### DATASET EXCERPTS:
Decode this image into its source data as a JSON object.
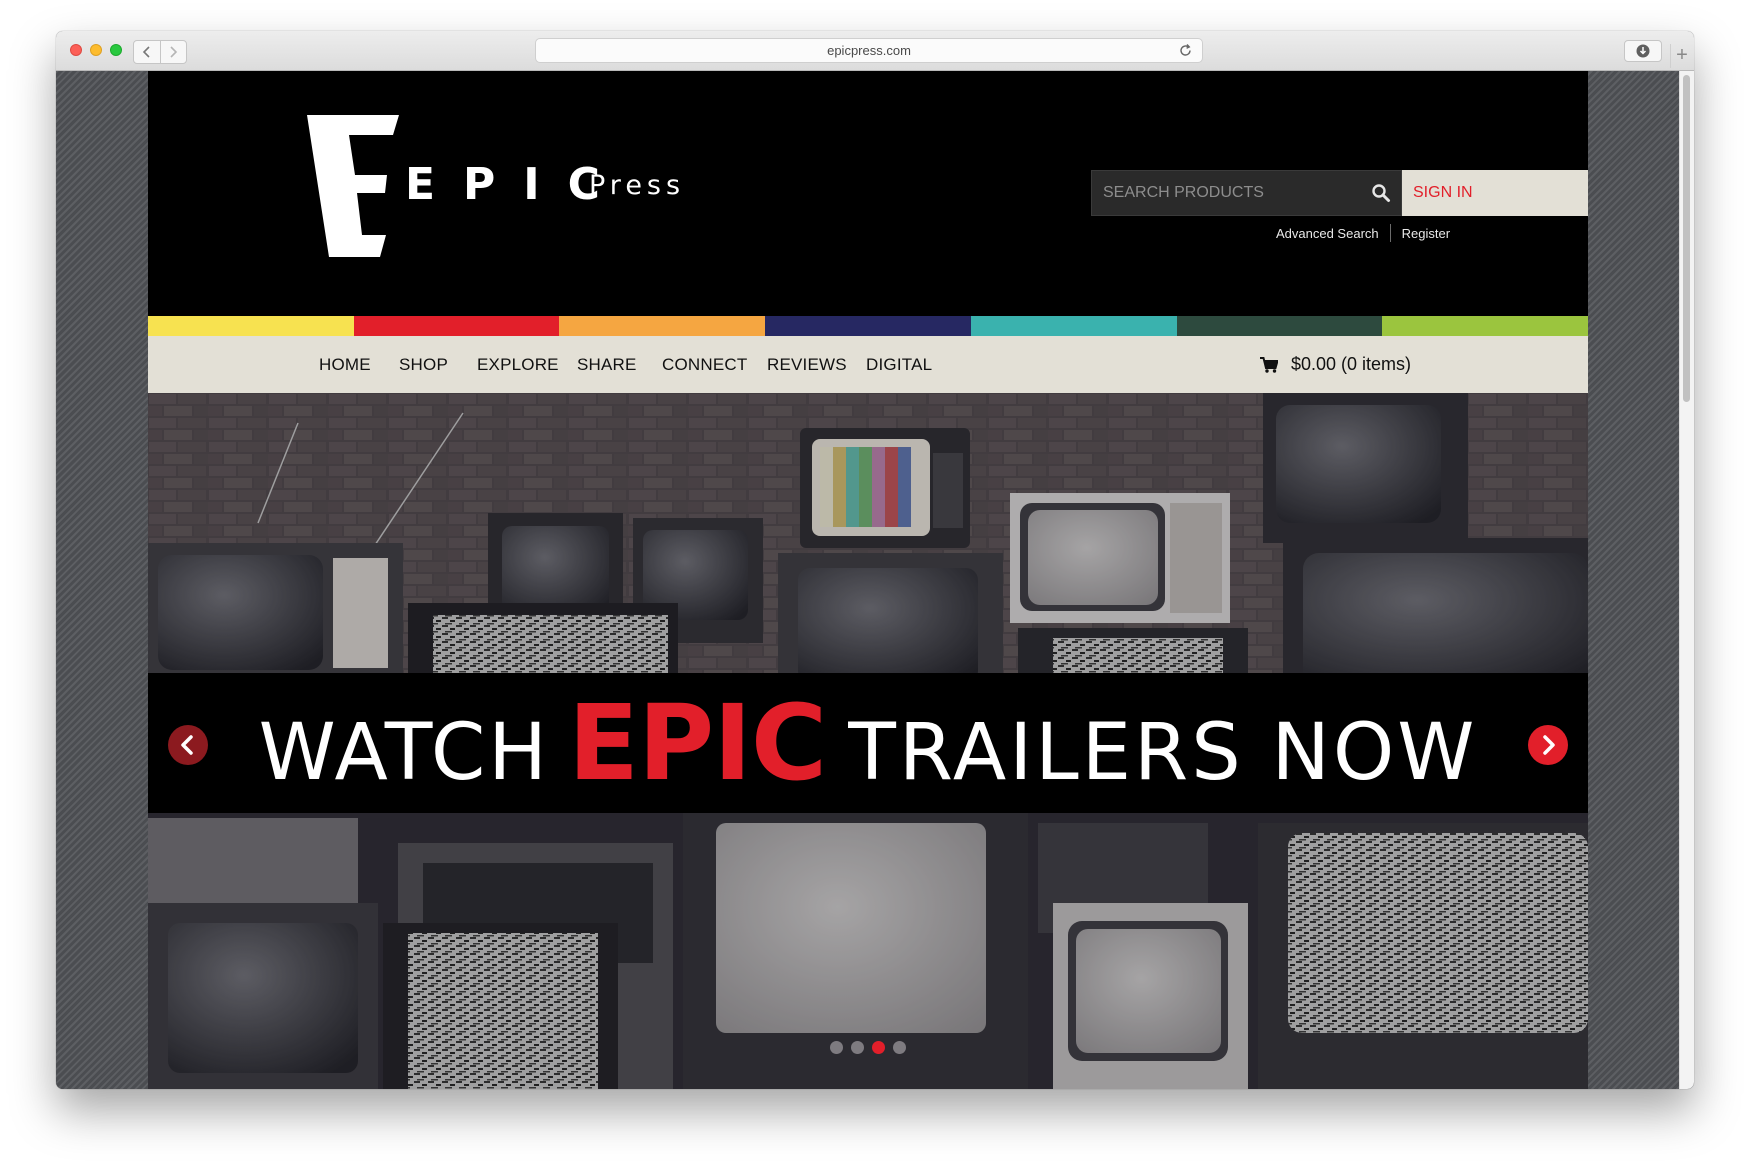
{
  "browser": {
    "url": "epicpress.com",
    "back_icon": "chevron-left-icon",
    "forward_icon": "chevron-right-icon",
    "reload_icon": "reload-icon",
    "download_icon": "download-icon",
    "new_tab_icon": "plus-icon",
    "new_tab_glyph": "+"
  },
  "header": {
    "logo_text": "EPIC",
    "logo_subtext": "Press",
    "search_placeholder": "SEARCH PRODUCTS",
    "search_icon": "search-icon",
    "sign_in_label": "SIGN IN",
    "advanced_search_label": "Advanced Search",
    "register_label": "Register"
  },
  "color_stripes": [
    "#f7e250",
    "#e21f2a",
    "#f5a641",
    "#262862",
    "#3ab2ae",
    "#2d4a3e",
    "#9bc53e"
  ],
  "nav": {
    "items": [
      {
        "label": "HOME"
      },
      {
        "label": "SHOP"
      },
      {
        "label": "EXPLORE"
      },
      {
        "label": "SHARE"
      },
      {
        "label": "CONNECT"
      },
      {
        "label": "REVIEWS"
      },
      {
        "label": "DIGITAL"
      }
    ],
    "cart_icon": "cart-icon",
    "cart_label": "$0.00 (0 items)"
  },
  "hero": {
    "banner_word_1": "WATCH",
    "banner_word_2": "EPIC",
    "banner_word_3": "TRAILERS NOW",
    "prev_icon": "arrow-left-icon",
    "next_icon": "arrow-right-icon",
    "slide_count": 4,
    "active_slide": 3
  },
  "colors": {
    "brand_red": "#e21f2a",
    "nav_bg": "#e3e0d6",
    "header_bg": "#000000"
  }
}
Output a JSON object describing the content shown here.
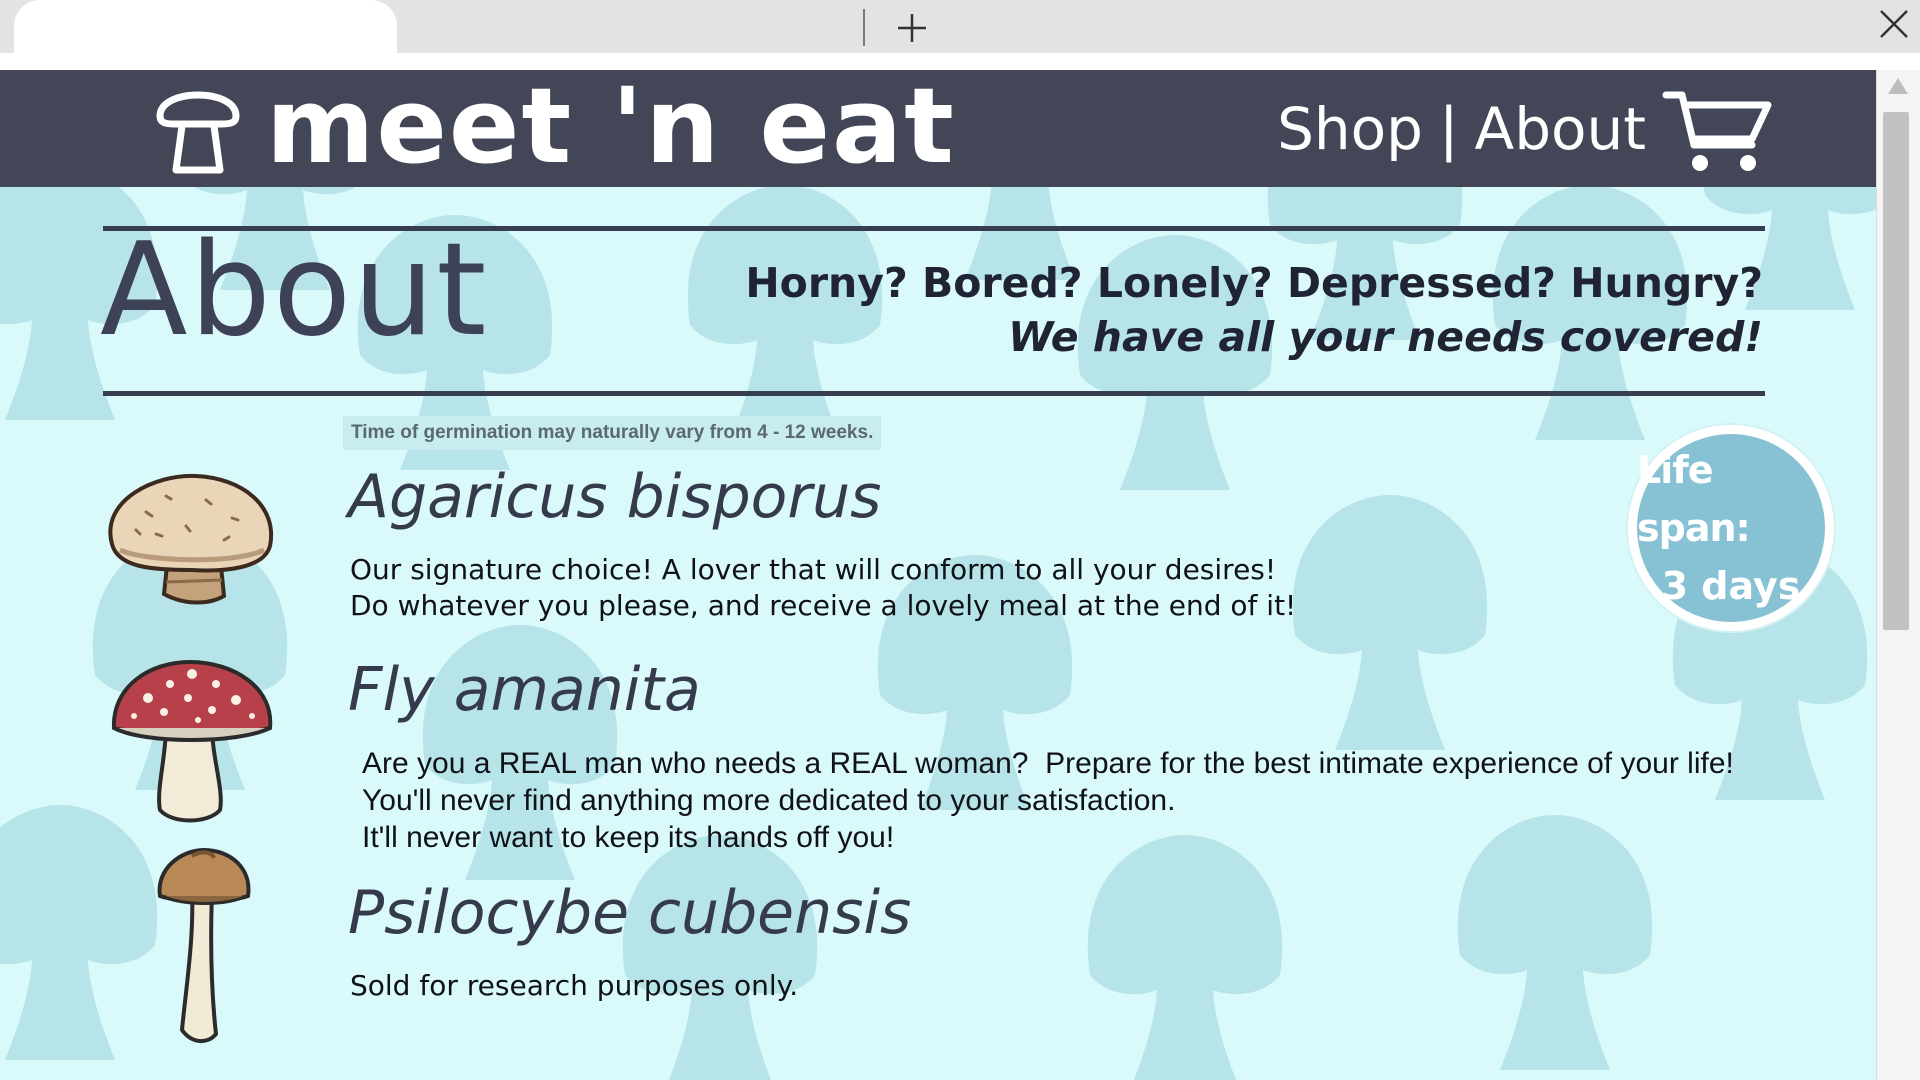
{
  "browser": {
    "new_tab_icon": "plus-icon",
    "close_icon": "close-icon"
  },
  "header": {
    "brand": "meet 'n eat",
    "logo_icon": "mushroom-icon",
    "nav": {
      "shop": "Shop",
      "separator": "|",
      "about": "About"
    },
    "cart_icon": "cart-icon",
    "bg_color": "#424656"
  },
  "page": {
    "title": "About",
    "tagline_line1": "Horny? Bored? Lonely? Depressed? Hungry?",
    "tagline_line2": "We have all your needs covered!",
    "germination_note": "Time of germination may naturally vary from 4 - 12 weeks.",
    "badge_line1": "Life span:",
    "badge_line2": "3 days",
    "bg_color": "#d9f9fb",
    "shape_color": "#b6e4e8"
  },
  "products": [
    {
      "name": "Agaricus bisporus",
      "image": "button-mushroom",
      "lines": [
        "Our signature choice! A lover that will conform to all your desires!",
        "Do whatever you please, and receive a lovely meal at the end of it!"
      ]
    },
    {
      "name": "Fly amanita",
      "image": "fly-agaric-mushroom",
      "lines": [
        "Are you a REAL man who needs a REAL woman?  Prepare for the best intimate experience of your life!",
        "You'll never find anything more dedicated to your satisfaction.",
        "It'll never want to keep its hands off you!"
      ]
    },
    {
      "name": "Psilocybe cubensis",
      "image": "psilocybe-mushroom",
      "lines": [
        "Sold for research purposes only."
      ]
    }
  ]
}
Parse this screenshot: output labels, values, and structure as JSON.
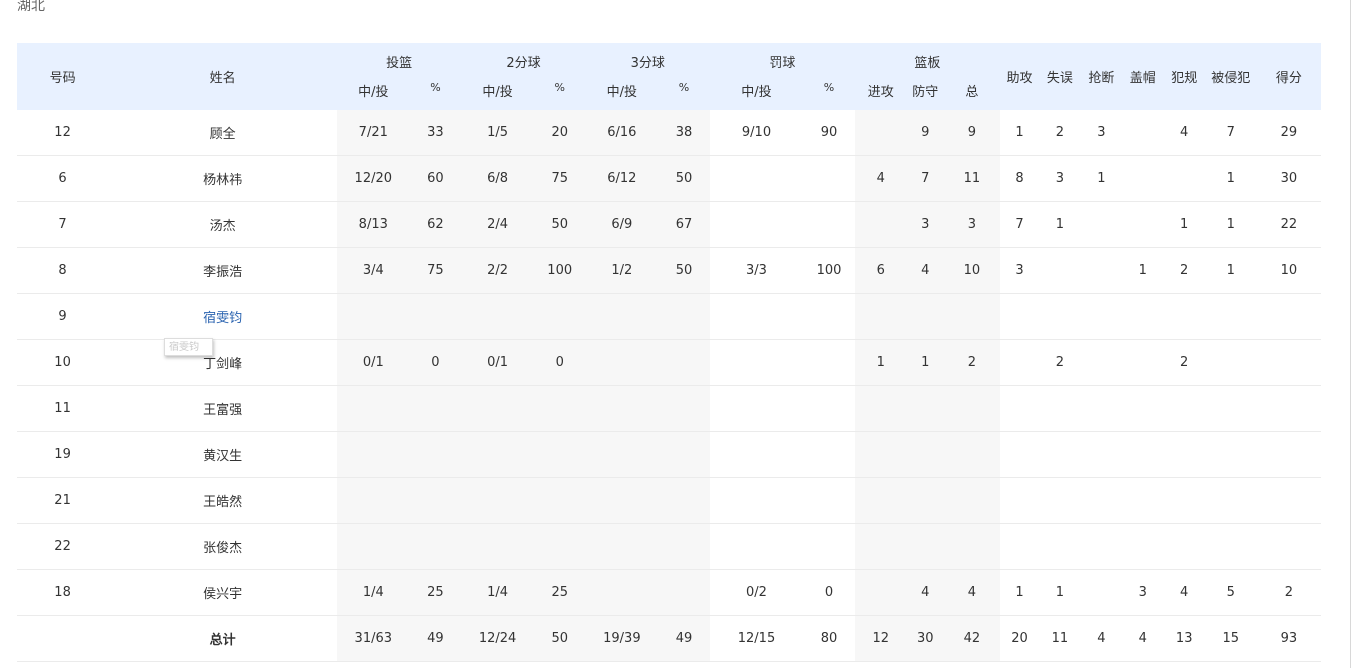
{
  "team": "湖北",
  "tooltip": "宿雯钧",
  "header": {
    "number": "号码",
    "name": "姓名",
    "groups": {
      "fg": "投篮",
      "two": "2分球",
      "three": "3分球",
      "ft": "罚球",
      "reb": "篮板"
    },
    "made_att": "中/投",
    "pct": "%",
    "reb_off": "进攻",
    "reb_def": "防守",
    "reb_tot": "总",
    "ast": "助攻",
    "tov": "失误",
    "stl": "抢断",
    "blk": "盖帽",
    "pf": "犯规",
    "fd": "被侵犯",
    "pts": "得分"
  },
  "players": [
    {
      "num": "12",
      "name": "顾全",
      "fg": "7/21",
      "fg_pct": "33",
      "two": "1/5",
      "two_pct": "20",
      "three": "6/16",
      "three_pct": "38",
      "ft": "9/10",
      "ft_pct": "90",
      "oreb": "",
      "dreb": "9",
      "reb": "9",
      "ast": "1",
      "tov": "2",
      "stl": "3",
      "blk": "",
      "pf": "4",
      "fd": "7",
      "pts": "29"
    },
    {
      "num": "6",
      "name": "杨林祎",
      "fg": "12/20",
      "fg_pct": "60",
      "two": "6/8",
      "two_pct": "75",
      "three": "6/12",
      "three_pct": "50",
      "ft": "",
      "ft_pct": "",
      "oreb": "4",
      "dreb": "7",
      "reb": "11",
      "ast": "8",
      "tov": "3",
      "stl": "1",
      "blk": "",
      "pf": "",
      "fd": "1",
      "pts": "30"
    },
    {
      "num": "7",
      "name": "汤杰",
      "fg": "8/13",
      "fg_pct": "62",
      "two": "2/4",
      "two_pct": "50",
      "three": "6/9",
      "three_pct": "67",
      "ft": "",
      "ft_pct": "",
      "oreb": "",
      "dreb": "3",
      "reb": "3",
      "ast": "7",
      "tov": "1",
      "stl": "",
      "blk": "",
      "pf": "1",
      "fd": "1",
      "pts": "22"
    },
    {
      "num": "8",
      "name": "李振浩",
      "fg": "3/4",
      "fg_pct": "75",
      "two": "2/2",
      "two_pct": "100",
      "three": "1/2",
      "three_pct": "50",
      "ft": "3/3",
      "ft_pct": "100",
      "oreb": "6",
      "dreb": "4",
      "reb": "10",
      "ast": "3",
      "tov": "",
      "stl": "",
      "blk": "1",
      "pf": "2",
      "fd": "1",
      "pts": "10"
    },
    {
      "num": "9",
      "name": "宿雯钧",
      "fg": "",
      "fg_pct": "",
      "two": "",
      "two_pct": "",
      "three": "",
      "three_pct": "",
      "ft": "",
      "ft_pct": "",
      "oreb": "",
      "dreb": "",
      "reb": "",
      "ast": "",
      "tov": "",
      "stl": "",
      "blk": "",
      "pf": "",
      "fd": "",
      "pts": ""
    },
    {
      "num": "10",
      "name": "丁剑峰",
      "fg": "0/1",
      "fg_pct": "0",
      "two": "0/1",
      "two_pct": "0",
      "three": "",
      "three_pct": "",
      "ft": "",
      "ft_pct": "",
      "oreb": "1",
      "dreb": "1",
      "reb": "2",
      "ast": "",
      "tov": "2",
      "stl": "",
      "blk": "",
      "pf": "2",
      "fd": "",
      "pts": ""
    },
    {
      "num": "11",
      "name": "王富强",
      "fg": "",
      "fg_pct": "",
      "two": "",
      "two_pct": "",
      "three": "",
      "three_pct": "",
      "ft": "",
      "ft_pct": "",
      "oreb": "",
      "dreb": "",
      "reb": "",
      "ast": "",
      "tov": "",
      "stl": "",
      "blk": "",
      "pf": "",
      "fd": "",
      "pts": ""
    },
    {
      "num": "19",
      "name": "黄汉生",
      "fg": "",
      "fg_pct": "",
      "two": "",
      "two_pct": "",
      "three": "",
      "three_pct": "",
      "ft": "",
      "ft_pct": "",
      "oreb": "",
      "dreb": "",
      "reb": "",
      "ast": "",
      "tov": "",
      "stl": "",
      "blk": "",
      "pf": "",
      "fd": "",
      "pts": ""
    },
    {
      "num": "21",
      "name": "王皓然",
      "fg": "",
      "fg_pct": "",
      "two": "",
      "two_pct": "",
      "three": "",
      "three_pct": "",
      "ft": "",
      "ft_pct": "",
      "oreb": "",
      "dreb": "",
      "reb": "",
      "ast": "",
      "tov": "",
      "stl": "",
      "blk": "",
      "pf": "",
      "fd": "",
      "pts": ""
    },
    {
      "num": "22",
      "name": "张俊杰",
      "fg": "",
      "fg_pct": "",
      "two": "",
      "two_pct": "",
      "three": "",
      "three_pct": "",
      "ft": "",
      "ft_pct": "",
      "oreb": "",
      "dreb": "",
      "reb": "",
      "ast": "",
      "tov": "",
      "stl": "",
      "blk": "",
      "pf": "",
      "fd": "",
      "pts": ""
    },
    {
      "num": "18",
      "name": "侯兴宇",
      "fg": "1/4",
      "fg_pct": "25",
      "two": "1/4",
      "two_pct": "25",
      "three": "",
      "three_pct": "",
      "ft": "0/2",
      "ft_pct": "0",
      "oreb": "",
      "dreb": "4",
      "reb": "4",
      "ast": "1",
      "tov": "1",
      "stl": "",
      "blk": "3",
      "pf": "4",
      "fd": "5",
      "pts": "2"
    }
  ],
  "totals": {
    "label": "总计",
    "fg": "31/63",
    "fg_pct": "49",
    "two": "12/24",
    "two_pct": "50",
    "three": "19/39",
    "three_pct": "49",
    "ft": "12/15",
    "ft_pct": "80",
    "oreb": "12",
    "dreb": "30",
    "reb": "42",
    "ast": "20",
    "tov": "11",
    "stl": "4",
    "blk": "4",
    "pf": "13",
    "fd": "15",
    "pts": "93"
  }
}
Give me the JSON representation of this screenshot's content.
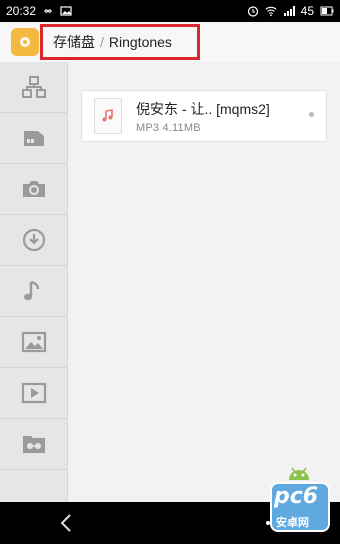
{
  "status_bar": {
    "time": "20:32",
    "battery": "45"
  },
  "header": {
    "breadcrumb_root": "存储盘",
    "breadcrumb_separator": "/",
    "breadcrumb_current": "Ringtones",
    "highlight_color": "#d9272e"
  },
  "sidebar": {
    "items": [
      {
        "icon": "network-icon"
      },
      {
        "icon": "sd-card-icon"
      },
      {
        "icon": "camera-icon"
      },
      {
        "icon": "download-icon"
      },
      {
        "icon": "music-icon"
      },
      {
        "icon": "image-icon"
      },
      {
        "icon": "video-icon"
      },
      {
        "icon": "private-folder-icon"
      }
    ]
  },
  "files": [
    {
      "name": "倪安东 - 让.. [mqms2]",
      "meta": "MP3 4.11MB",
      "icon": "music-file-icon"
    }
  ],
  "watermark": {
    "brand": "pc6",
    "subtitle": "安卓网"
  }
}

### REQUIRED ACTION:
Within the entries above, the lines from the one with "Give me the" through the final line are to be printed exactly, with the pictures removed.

### TASK OUTPUT:
Give me the JSON representation of this screenshot's content.
{
  "status_bar": {
    "time": "20:32",
    "battery": "45"
  },
  "header": {
    "breadcrumb_root": "存储盘",
    "breadcrumb_separator": "/",
    "breadcrumb_current": "Ringtones",
    "highlight_color": "#d9272e"
  },
  "sidebar": {
    "items": [
      {
        "icon": "network-icon"
      },
      {
        "icon": "sd-card-icon"
      },
      {
        "icon": "camera-icon"
      },
      {
        "icon": "download-icon"
      },
      {
        "icon": "music-icon"
      },
      {
        "icon": "image-icon"
      },
      {
        "icon": "video-icon"
      },
      {
        "icon": "private-folder-icon"
      }
    ]
  },
  "files": [
    {
      "name": "倪安东 - 让.. [mqms2]",
      "meta": "MP3 4.11MB",
      "icon": "music-file-icon"
    }
  ],
  "watermark": {
    "brand": "pc6",
    "subtitle": "安卓网"
  }
}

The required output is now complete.